(Material supplied)
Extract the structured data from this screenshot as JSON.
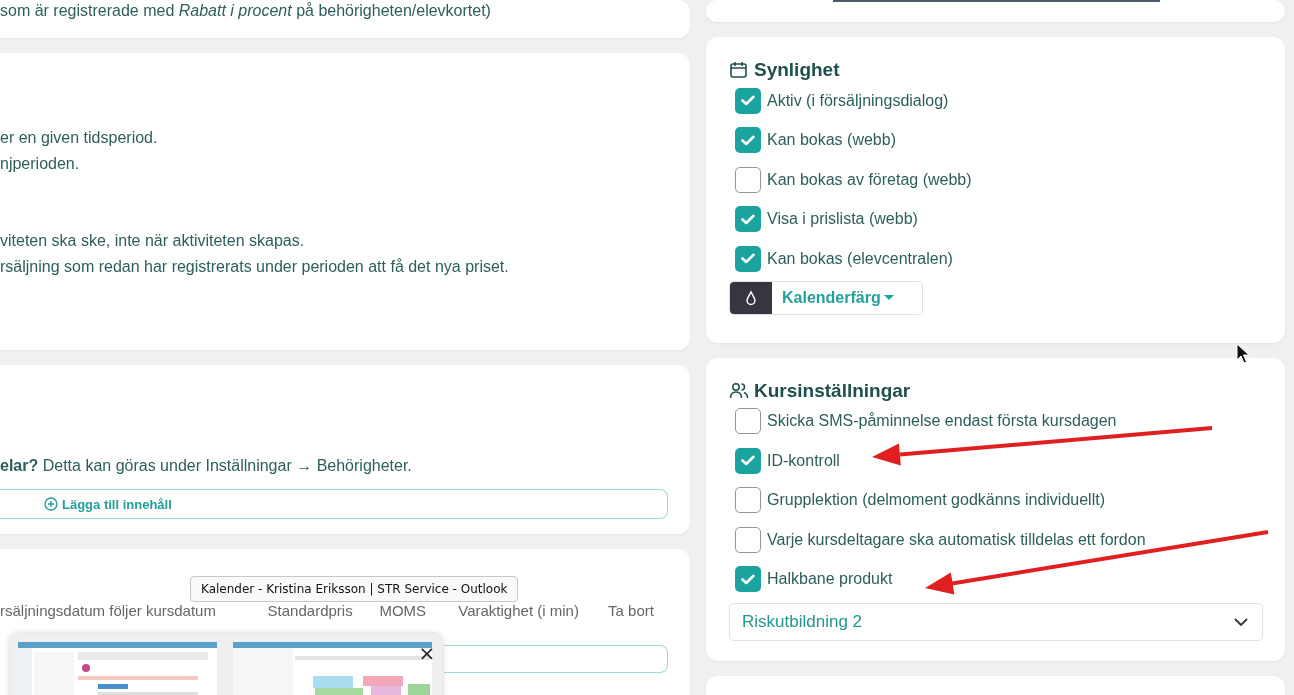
{
  "discount_card": {
    "note": "som är registrerade med *Rabatt i procent* på behörigheten/elevkortet)"
  },
  "price_period_card": {
    "paragraphs": [
      [
        "er en given tidsperiod.",
        "njperioden."
      ],
      [
        "viteten ska ske, inte när aktiviteten skapas.",
        "rsäljning som redan har registrerats under perioden att få det nya priset."
      ]
    ]
  },
  "permissions_card": {
    "note": "**elar?** Detta kan göras under Inställningar → Behörigheter.",
    "add_button": "Lägga till innehåll"
  },
  "price_table": {
    "columns": [
      "rsäljningsdatum följer kursdatum",
      "Standardpris",
      "MOMS",
      "Varaktighet (i min)",
      "Ta bort"
    ]
  },
  "visibility": {
    "title": "Synlighet",
    "items": [
      {
        "label": "Aktiv (i försäljningsdialog)",
        "checked": true
      },
      {
        "label": "Kan bokas (webb)",
        "checked": true
      },
      {
        "label": "Kan bokas av företag (webb)",
        "checked": false
      },
      {
        "label": "Visa i prislista (webb)",
        "checked": true
      },
      {
        "label": "Kan bokas (elevcentralen)",
        "checked": true
      }
    ],
    "color_button": "Kalenderfärg"
  },
  "course_settings": {
    "title": "Kursinställningar",
    "items": [
      {
        "label": "Skicka SMS-påminnelse endast första kursdagen",
        "checked": false
      },
      {
        "label": "ID-kontroll",
        "checked": true
      },
      {
        "label": "Grupplektion (delmoment godkänns individuellt)",
        "checked": false
      },
      {
        "label": "Varje kursdeltagare ska automatisk tilldelas ett fordon",
        "checked": false
      },
      {
        "label": "Halkbane produkt",
        "checked": true
      }
    ],
    "select_value": "Riskutbildning 2"
  },
  "taskbar_preview": {
    "tooltip": "Kalender - Kristina Eriksson | STR Service - Outlook",
    "close": "×"
  }
}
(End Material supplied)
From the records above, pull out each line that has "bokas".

        "label": "Kan bokas (webb)",
        "label": "Kan bokas av företag (webb)",
        "label": "Kan bokas (elevcentralen)",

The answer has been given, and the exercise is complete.